Be sure to join the conversation and check out these interviews on Seesmic as well.
PlayDate Nashville is a 21-and-over event that offers “an alternative to the typical night out.” Instead of going to a restaurant or seeing a movie, some Nashville residents are deciding to spend time playing childhood games while engaging with other adults. With a relatively low cover charge of $10 that gives individuals access to a variety of games for up to six hours, PlayDate is easy on the wallet.
PlayDate Nashville is currently held at Limelight. Check out this map to see exactly where the venue is located.
The New York Times posted a funny opinion piece about Twitter, titled “To Tweet or Not to Tweet.” The writer, columnist Maureen Dowd, interviewed the inventors of the social networking site, Biz Stone and Evan Williams. She asked the tough questions…
ME: I would rather be tied up to stakes in the Kalahari Desert, have honey poured over me and red ants eat out my eyes than open a Twitter account. Is there anything you can say to change my mind?
BIZ: Well, when you do find yourself in that position, you’re gonna want Twitter. You might want to type out the message “Help.”
Be sure the check out the entire piece for more laughs.
Marketing yourself on the web is becoming increasingly important these days… Especially when you’re a journalist. Emily Ingram created a presentation with tips on how to look exceptionally appealing to employers. Not only does the presentation look great (very colorful!), it includes useful and relevant information.
A few basic tips:
Use your real name: Ditch any nickname you’ve used in 8th grade.
Be consistent and professional: Color schemes, profile pictures, etc.
Get your own site: Is yourname.com available? Buy it!
Use social networking sites: Contribute to the conversation.
Read and comment like crazy: Google reader should be your best friend.
The presentation also includes a great quote from Mindy McAdams:
Your Google search is your business card.
Be sure to check out the entire presentation – either in PDF or slide show format.
Are journalism schools/degrees still relevant?
Let’s make it a little more personal. Why are you in j-school?
Mindy McAdams posted a link to a story on Josh Halliday’s blog, titled “Euro CollegeJourn re-cap: Is there a case for bypassing journalism courses right now?”
This article is full of interesting quotes – most of them rather negative and emphasizing the importance of “real world” experience as opposed to sitting in a classroom.

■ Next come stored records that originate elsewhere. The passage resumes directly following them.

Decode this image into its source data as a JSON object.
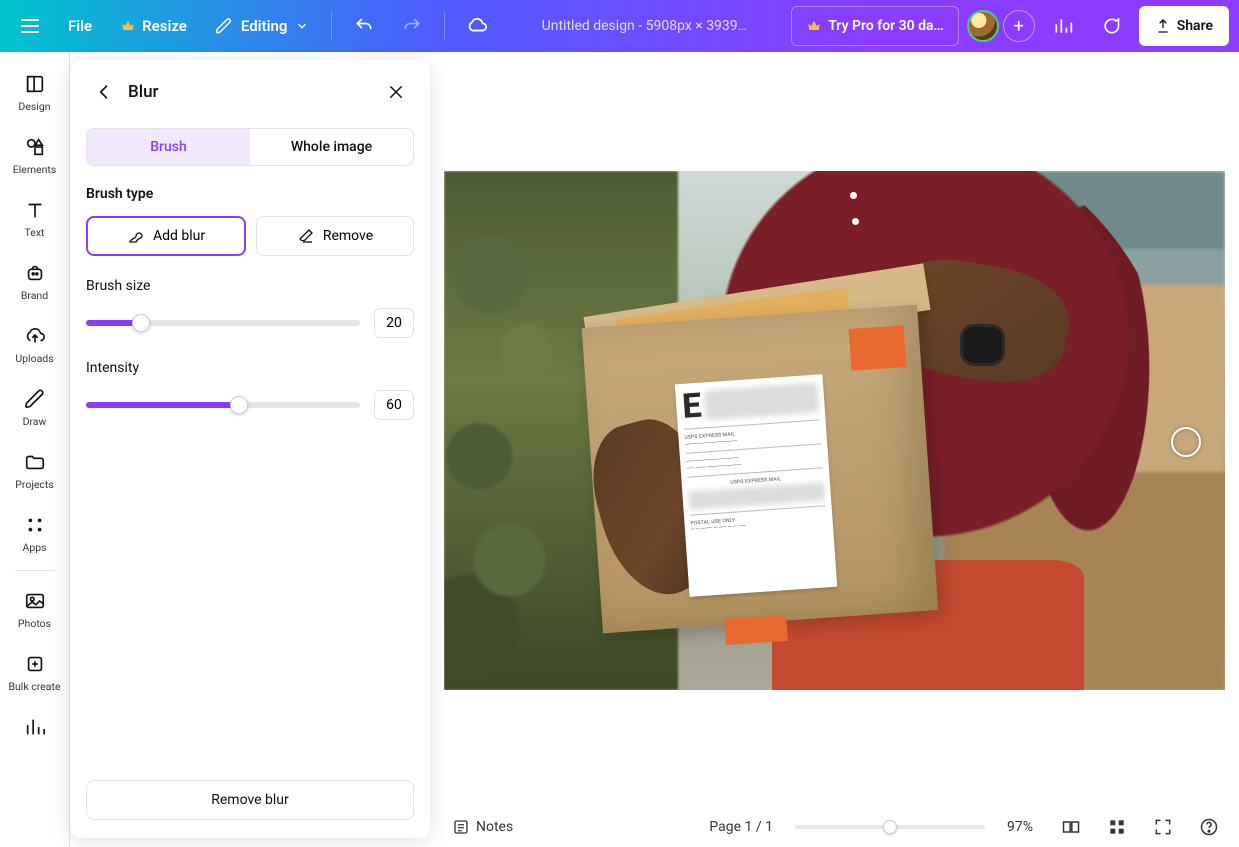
{
  "topbar": {
    "file": "File",
    "resize": "Resize",
    "editing": "Editing",
    "title": "Untitled design - 5908px × 3939…",
    "try_pro": "Try Pro for 30 da…",
    "share": "Share"
  },
  "sidebar": {
    "items": [
      {
        "label": "Design"
      },
      {
        "label": "Elements"
      },
      {
        "label": "Text"
      },
      {
        "label": "Brand"
      },
      {
        "label": "Uploads"
      },
      {
        "label": "Draw"
      },
      {
        "label": "Projects"
      },
      {
        "label": "Apps"
      },
      {
        "label": "Photos"
      },
      {
        "label": "Bulk create"
      }
    ]
  },
  "panel": {
    "title": "Blur",
    "tab_brush": "Brush",
    "tab_whole": "Whole image",
    "brush_type_label": "Brush type",
    "add_blur": "Add blur",
    "remove": "Remove",
    "brush_size_label": "Brush size",
    "brush_size_value": "20",
    "brush_size_pct": 20,
    "intensity_label": "Intensity",
    "intensity_value": "60",
    "intensity_pct": 56,
    "remove_blur": "Remove blur"
  },
  "label": {
    "bigE": "E",
    "usps1": "USPS EXPRESS MAIL",
    "usps2": "USPS EXPRESS MAIL",
    "postal": "POSTAL USE ONLY"
  },
  "bottom": {
    "notes": "Notes",
    "page": "Page 1 / 1",
    "zoom": "97%"
  }
}
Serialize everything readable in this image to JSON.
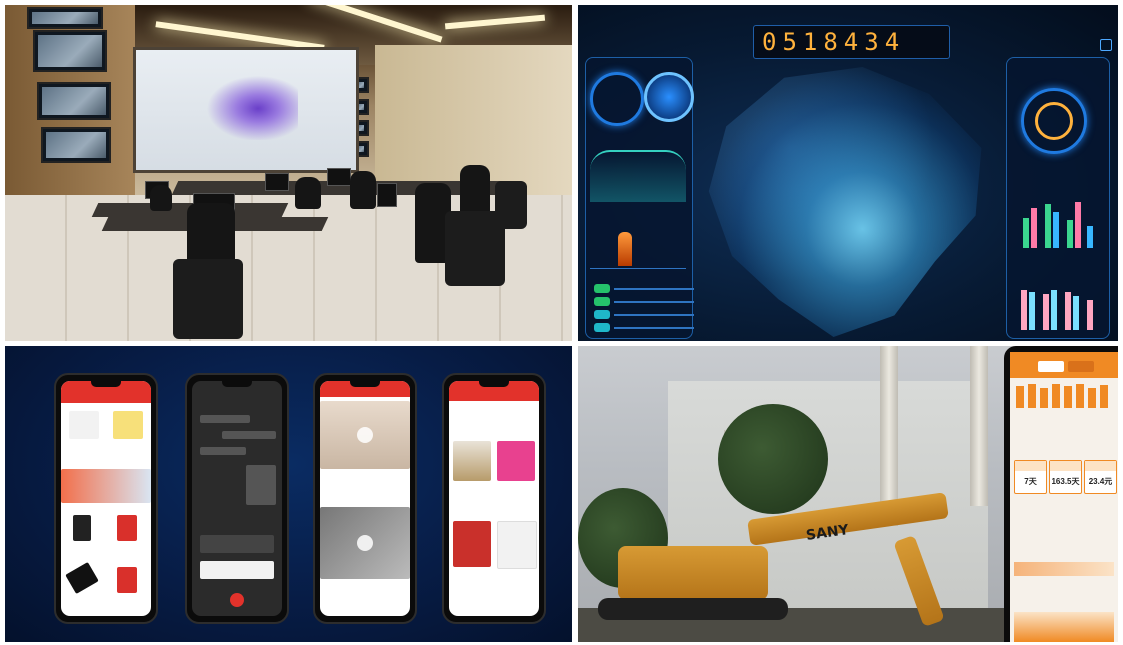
{
  "dashboard": {
    "counter_digits": "0518434",
    "accent_color": "#ffb23d",
    "map_color": "#4fd0ff"
  },
  "app": {
    "stats": [
      {
        "label": "",
        "value": "7天"
      },
      {
        "label": "",
        "value": "163.5天"
      },
      {
        "label": "",
        "value": "23.4元"
      }
    ],
    "brand": "SANY"
  }
}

“Well, in my opinion, journalism does not require a vocational education. Your degree is worth nothing if you can’t write or edit. And, I believe these skills are best learnt by doing them. The idea of a ‘journalism school’ is a relatively new one. Many journalists from the previous generation have no formal education. Why has it become a myth that our generation does? Is it just a money-spinner for universities?” – Dave Molloy
That’s nothing I haven’t heard before… But one individual, Adam Westbrook, mentioned media law and said, “That’s the one thing you can’t learn on the job – and it’s the one thing no one will hire you without any knowledge of.”
Good to know.
I can’t conclude this without letting a j-school professor sound off.
“Educating young people who have the potential to be great reporters is a judicious preparation for the day when financial innovation creates demanding multimedia jobs for them, or their own entrepreneurial skills devise ways to make excellent journalism profitable. It is already popular, as millions of visits to the websites of great newspapers and broadcasters prove daily.” – Tim Luckhurst, journalism professor at University of Kent
For another interesting perspective on this issue, check out “Who needs j-school” by Elana Zak.
Famous (or perhaps infamous?) rock star Courtney Love is being sued for defamation after posting ‘malicious’ comments on her Twitter and Myspace accounts about her former fashion designer, Dawn Simorangkir.
“According to a libel claim filed by Simorangkir in Los Angeles Superior Court March 26, Love used Twitter to disseminate “an obsessive and delusional crusade” of malicious libel against her. Simorangkir, who’s based in Austin, Texas, also claims Love slandered her on MySpace.”
It will be interesting to see how this one turns out. Other celebs, such as Demi Moore and Ashton Kutcher, are also dealing with Twitter troubles.
What do you think about celebs with Twitter accounts? Are they asking for trouble or should they be free to use to use the service along with the rest of the world?